Mr. Goel, whose firm is making its third trip to Cannes, said last year he landed deals with a handful of new publishers at the ad festival and began relationships with about 10 new ad firms. Those deals, he said, translated to about 10 times more money than what the company spent on its Cannes’ outreach.

Similarly Turn Inc., a company that helps marketers purchase data-informed advertising, is sending more people to the festival than it did last year, including most of its senior executives. It too will host events and dinners for prospective and current clients, hoping to attract new business or to broaden existing relationships.

“For companies like ours trade events are often measured in leads. With Cannes, with measure it by how many major partnerships we’ve moved forward. Cannes is where the decisions happen,” said Paul Alfieri, Turn’s vice president of global marketing.

Turn sends more of its senior staffers to Cannes than it does any other industry event throughout the year, Mr. Alfieri said. But it doesn’t just show up and expect things to happen. Yes, there will be time dedicated to drinking rose wine on the beach, but the company enters the week very strategically.

“You have to approach it with a very specific plan. We go prepared. It takes a lot of work,” Mr. Alfieri explained.

The rise to prominence of “ad tech” firms at Cannes has been quick and noticeable. Just two years ago many of the same companies attended but kept relatively low profiles. Now, they’re very much front and center.

In some ways the shift isn’t surprising. Media sellers have always made the trip to Cannes attempting to catch the eye of agency executives. The difference is those media companies just look different now.
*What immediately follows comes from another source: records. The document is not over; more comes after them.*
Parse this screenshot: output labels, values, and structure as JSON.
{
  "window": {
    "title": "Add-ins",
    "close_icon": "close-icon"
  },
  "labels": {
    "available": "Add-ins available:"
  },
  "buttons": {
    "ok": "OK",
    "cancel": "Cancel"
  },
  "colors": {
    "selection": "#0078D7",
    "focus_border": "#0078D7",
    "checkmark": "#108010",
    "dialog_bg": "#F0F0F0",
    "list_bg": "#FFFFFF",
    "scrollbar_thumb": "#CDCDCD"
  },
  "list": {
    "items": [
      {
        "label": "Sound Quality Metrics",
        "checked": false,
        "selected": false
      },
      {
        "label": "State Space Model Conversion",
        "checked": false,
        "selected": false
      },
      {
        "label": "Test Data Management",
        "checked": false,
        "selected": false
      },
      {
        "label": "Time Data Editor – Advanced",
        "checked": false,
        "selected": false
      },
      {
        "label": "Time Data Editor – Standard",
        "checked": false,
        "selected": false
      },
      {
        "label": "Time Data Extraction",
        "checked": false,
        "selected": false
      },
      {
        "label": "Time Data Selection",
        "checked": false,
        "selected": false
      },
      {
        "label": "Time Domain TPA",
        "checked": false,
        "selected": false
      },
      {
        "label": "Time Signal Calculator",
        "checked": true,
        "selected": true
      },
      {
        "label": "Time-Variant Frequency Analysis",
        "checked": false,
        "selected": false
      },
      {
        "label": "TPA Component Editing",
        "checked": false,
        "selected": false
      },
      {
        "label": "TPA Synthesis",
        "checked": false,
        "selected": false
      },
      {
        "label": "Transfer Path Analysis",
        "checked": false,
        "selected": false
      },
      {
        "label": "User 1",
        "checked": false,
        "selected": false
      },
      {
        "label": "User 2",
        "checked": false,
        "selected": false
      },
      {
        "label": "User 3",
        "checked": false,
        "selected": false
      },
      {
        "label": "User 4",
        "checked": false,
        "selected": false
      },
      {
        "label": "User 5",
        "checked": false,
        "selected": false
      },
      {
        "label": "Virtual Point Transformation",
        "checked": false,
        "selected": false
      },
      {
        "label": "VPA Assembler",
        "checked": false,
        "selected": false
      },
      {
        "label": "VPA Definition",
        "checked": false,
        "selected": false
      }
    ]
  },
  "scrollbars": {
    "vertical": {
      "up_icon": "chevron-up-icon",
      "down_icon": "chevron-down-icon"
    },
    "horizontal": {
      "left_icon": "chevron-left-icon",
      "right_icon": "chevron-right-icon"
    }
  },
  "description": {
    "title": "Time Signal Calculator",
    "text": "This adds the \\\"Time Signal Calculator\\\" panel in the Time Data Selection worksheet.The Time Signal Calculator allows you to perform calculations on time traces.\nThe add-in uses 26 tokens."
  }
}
Agency execs are now in the market for much more than just ad space; they’re shopping for things like data and technology, too.

“There are new business models being introduced into the conversation at Cannes,” Mr. Alfieri concluded. “It’s always been about advertising, but the industry is talking about a new form of advertising now.”